■ About this task ■
Copy out the entire listing, keeping each line exactly as it is.

■ Entries shown ■
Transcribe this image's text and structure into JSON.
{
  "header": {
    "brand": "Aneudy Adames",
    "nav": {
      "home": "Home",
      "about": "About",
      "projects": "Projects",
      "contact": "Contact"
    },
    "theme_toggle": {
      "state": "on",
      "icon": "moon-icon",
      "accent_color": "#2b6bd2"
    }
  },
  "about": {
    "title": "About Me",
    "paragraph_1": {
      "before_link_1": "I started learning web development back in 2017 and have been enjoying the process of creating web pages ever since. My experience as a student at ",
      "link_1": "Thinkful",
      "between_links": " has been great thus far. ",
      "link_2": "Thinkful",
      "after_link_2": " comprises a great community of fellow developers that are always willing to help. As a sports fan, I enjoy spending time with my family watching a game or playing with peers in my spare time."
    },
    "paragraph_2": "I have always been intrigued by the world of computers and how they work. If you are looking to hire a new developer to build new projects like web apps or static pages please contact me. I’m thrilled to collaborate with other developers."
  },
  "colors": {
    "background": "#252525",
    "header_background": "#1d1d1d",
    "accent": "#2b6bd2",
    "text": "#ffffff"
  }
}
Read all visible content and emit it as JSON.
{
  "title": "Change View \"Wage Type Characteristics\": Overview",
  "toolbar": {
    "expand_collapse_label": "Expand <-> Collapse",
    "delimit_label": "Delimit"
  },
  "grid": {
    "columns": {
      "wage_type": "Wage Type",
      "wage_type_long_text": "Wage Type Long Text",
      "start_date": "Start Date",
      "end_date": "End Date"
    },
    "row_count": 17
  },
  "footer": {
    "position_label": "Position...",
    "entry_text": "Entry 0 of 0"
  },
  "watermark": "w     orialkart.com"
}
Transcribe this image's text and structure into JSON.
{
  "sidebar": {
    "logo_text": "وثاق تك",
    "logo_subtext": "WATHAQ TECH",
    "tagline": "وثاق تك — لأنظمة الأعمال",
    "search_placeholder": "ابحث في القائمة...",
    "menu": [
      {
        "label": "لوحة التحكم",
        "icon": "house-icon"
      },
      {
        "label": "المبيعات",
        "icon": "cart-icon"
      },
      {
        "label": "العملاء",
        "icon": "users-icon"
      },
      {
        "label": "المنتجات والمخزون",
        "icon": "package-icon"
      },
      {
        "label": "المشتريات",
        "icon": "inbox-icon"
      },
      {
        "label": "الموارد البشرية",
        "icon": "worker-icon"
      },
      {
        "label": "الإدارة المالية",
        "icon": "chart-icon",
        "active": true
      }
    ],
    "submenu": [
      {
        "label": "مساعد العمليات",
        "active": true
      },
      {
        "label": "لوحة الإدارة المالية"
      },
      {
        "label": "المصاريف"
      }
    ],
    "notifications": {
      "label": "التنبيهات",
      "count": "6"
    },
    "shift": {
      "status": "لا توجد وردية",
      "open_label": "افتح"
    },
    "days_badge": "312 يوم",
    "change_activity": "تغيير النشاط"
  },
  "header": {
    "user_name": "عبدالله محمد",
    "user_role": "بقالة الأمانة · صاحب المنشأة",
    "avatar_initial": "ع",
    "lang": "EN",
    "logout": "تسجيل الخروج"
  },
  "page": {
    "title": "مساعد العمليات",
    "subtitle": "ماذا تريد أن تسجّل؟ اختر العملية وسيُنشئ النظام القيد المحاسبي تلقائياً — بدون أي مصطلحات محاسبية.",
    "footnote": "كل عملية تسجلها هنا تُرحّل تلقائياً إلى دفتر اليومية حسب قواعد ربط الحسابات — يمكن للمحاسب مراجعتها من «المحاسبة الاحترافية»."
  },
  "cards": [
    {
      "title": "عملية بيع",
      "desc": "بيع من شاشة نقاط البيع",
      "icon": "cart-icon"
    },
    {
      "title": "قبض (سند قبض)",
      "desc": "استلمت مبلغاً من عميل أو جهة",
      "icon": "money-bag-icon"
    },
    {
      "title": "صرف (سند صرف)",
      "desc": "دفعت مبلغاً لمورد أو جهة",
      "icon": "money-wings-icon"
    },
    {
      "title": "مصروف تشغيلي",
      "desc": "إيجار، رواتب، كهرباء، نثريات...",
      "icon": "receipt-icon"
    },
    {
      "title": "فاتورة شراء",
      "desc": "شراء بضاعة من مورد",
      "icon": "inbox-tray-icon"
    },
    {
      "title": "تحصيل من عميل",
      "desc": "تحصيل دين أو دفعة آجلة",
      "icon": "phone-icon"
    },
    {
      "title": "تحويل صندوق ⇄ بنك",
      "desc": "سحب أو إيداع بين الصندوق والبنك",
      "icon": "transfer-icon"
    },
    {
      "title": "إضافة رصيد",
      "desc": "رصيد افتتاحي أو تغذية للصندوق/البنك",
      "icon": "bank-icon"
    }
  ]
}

■ Exercise result ■
Transcribe this image's text and structure into JSON.
{
  "header": {
    "brand": "Aneudy Adames",
    "nav": {
      "home": "Home",
      "about": "About",
      "projects": "Projects",
      "contact": "Contact"
    },
    "theme_toggle": {
      "state": "on",
      "icon": "moon-icon",
      "accent_color": "#2b6bd2"
    }
  },
  "about": {
    "title": "About Me",
    "paragraph_1": {
      "before_link_1": "I started learning web development back in 2017 and have been enjoying the process of creating web pages ever since. My experience as a student at ",
      "link_1": "Thinkful",
      "between_links": " has been great thus far. ",
      "link_2": "Thinkful",
      "after_link_2": " comprises a great community of fellow developers that are always willing to help. As a sports fan, I enjoy spending time with my family watching a game or playing with peers in my spare time."
    },
    "paragraph_2": "I have always been intrigued by the world of computers and how they work. If you are looking to hire a new developer to build new projects like web apps or static pages please contact me. I’m thrilled to collaborate with other developers."
  },
  "colors": {
    "background": "#252525",
    "header_background": "#1d1d1d",
    "accent": "#2b6bd2",
    "text": "#ffffff"
  }
}
Read all visible content and emit it as JSON.
{
  "title": "Change View \"Wage Type Characteristics\": Overview",
  "toolbar": {
    "expand_collapse_label": "Expand <-> Collapse",
    "delimit_label": "Delimit"
  },
  "grid": {
    "columns": {
      "wage_type": "Wage Type",
      "wage_type_long_text": "Wage Type Long Text",
      "start_date": "Start Date",
      "end_date": "End Date"
    },
    "row_count": 17
  },
  "footer": {
    "position_label": "Position...",
    "entry_text": "Entry 0 of 0"
  },
  "watermark": "w     orialkart.com"
}
Transcribe this image's text and structure into JSON.
{
  "sidebar": {
    "logo_text": "وثاق تك",
    "logo_subtext": "WATHAQ TECH",
    "tagline": "وثاق تك — لأنظمة الأعمال",
    "search_placeholder": "ابحث في القائمة...",
    "menu": [
      {
        "label": "لوحة التحكم",
        "icon": "house-icon"
      },
      {
        "label": "المبيعات",
        "icon": "cart-icon"
      },
      {
        "label": "العملاء",
        "icon": "users-icon"
      },
      {
        "label": "المنتجات والمخزون",
        "icon": "package-icon"
      },
      {
        "label": "المشتريات",
        "icon": "inbox-icon"
      },
      {
        "label": "الموارد البشرية",
        "icon": "worker-icon"
      },
      {
        "label": "الإدارة المالية",
        "icon": "chart-icon",
        "active": true
      }
    ],
    "submenu": [
      {
        "label": "مساعد العمليات",
        "active": true
      },
      {
        "label": "لوحة الإدارة المالية"
      },
      {
        "label": "المصاريف"
      }
    ],
    "notifications": {
      "label": "التنبيهات",
      "count": "6"
    },
    "shift": {
      "status": "لا توجد وردية",
      "open_label": "افتح"
    },
    "days_badge": "312 يوم",
    "change_activity": "تغيير النشاط"
  },
  "header": {
    "user_name": "عبدالله محمد",
    "user_role": "بقالة الأمانة · صاحب المنشأة",
    "avatar_initial": "ع",
    "lang": "EN",
    "logout": "تسجيل الخروج"
  },
  "page": {
    "title": "مساعد العمليات",
    "subtitle": "ماذا تريد أن تسجّل؟ اختر العملية وسيُنشئ النظام القيد المحاسبي تلقائياً — بدون أي مصطلحات محاسبية.",
    "footnote": "كل عملية تسجلها هنا تُرحّل تلقائياً إلى دفتر اليومية حسب قواعد ربط الحسابات — يمكن للمحاسب مراجعتها من «المحاسبة الاحترافية»."
  },
  "cards": [
    {
      "title": "عملية بيع",
      "desc": "بيع من شاشة نقاط البيع",
      "icon": "cart-icon"
    },
    {
      "title": "قبض (سند قبض)",
      "desc": "استلمت مبلغاً من عميل أو جهة",
      "icon": "money-bag-icon"
    },
    {
      "title": "صرف (سند صرف)",
      "desc": "دفعت مبلغاً لمورد أو جهة",
      "icon": "money-wings-icon"
    },
    {
      "title": "مصروف تشغيلي",
      "desc": "إيجار، رواتب، كهرباء، نثريات...",
      "icon": "receipt-icon"
    },
    {
      "title": "فاتورة شراء",
      "desc": "شراء بضاعة من مورد",
      "icon": "inbox-tray-icon"
    },
    {
      "title": "تحصيل من عميل",
      "desc": "تحصيل دين أو دفعة آجلة",
      "icon": "phone-icon"
    },
    {
      "title": "تحويل صندوق ⇄ بنك",
      "desc": "سحب أو إيداع بين الصندوق والبنك",
      "icon": "transfer-icon"
    },
    {
      "title": "إضافة رصيد",
      "desc": "رصيد افتتاحي أو تغذية للصندوق/البنك",
      "icon": "bank-icon"
    }
  ]
}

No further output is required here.